§ Your instructions
Leave the pictures aside and copy all the data exactly.
###
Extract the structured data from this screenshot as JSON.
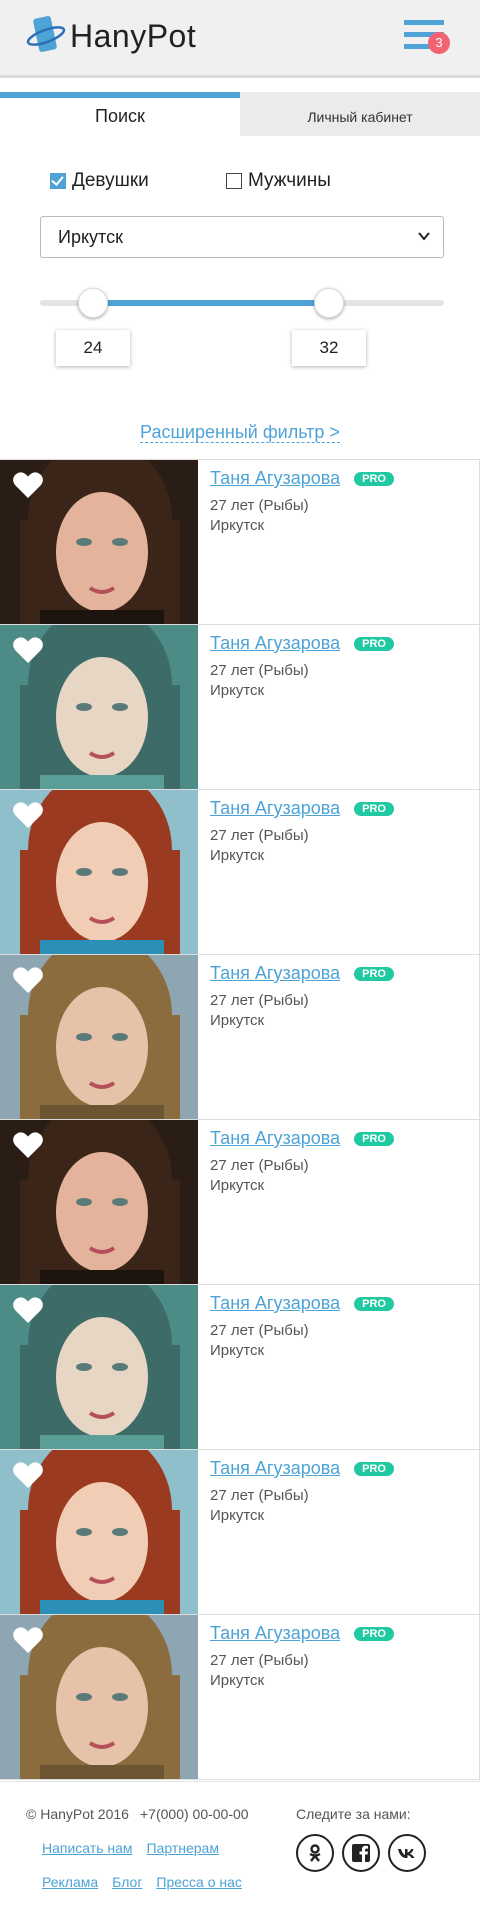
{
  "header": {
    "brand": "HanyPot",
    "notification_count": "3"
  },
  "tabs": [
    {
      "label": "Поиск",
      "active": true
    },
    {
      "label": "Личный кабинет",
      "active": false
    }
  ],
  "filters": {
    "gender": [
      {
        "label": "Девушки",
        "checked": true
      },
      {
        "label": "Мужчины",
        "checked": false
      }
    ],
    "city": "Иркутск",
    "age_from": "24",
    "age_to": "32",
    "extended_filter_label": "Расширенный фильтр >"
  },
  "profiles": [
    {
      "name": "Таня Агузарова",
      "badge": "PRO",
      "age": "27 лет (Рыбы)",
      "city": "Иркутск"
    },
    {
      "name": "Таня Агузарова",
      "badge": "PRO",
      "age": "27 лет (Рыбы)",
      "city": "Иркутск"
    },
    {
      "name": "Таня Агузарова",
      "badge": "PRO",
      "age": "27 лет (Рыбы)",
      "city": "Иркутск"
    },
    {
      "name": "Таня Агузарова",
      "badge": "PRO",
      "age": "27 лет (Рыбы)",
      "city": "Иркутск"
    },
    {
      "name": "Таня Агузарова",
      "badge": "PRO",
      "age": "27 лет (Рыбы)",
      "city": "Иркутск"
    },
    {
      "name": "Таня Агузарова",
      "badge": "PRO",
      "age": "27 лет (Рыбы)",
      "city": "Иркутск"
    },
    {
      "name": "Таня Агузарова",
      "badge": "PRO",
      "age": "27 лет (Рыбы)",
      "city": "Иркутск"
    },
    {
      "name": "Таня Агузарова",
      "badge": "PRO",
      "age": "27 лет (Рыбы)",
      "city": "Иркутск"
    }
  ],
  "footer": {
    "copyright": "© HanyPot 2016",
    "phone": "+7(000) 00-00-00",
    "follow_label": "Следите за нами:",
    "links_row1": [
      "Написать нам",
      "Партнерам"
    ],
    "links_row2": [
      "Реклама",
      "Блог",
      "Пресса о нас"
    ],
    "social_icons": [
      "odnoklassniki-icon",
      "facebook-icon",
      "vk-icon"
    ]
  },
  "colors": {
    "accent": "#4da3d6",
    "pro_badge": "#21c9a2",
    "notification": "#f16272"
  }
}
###
§ Reply
Extract the structured data from this screenshot as JSON.
{
  "header": {
    "brand": "HanyPot",
    "notification_count": "3"
  },
  "tabs": [
    {
      "label": "Поиск",
      "active": true
    },
    {
      "label": "Личный кабинет",
      "active": false
    }
  ],
  "filters": {
    "gender": [
      {
        "label": "Девушки",
        "checked": true
      },
      {
        "label": "Мужчины",
        "checked": false
      }
    ],
    "city": "Иркутск",
    "age_from": "24",
    "age_to": "32",
    "extended_filter_label": "Расширенный фильтр >"
  },
  "profiles": [
    {
      "name": "Таня Агузарова",
      "badge": "PRO",
      "age": "27 лет (Рыбы)",
      "city": "Иркутск"
    },
    {
      "name": "Таня Агузарова",
      "badge": "PRO",
      "age": "27 лет (Рыбы)",
      "city": "Иркутск"
    },
    {
      "name": "Таня Агузарова",
      "badge": "PRO",
      "age": "27 лет (Рыбы)",
      "city": "Иркутск"
    },
    {
      "name": "Таня Агузарова",
      "badge": "PRO",
      "age": "27 лет (Рыбы)",
      "city": "Иркутск"
    },
    {
      "name": "Таня Агузарова",
      "badge": "PRO",
      "age": "27 лет (Рыбы)",
      "city": "Иркутск"
    },
    {
      "name": "Таня Агузарова",
      "badge": "PRO",
      "age": "27 лет (Рыбы)",
      "city": "Иркутск"
    },
    {
      "name": "Таня Агузарова",
      "badge": "PRO",
      "age": "27 лет (Рыбы)",
      "city": "Иркутск"
    },
    {
      "name": "Таня Агузарова",
      "badge": "PRO",
      "age": "27 лет (Рыбы)",
      "city": "Иркутск"
    }
  ],
  "footer": {
    "copyright": "© HanyPot 2016",
    "phone": "+7(000) 00-00-00",
    "follow_label": "Следите за нами:",
    "links_row1": [
      "Написать нам",
      "Партнерам"
    ],
    "links_row2": [
      "Реклама",
      "Блог",
      "Пресса о нас"
    ],
    "social_icons": [
      "odnoklassniki-icon",
      "facebook-icon",
      "vk-icon"
    ]
  },
  "colors": {
    "accent": "#4da3d6",
    "pro_badge": "#21c9a2",
    "notification": "#f16272"
  }
}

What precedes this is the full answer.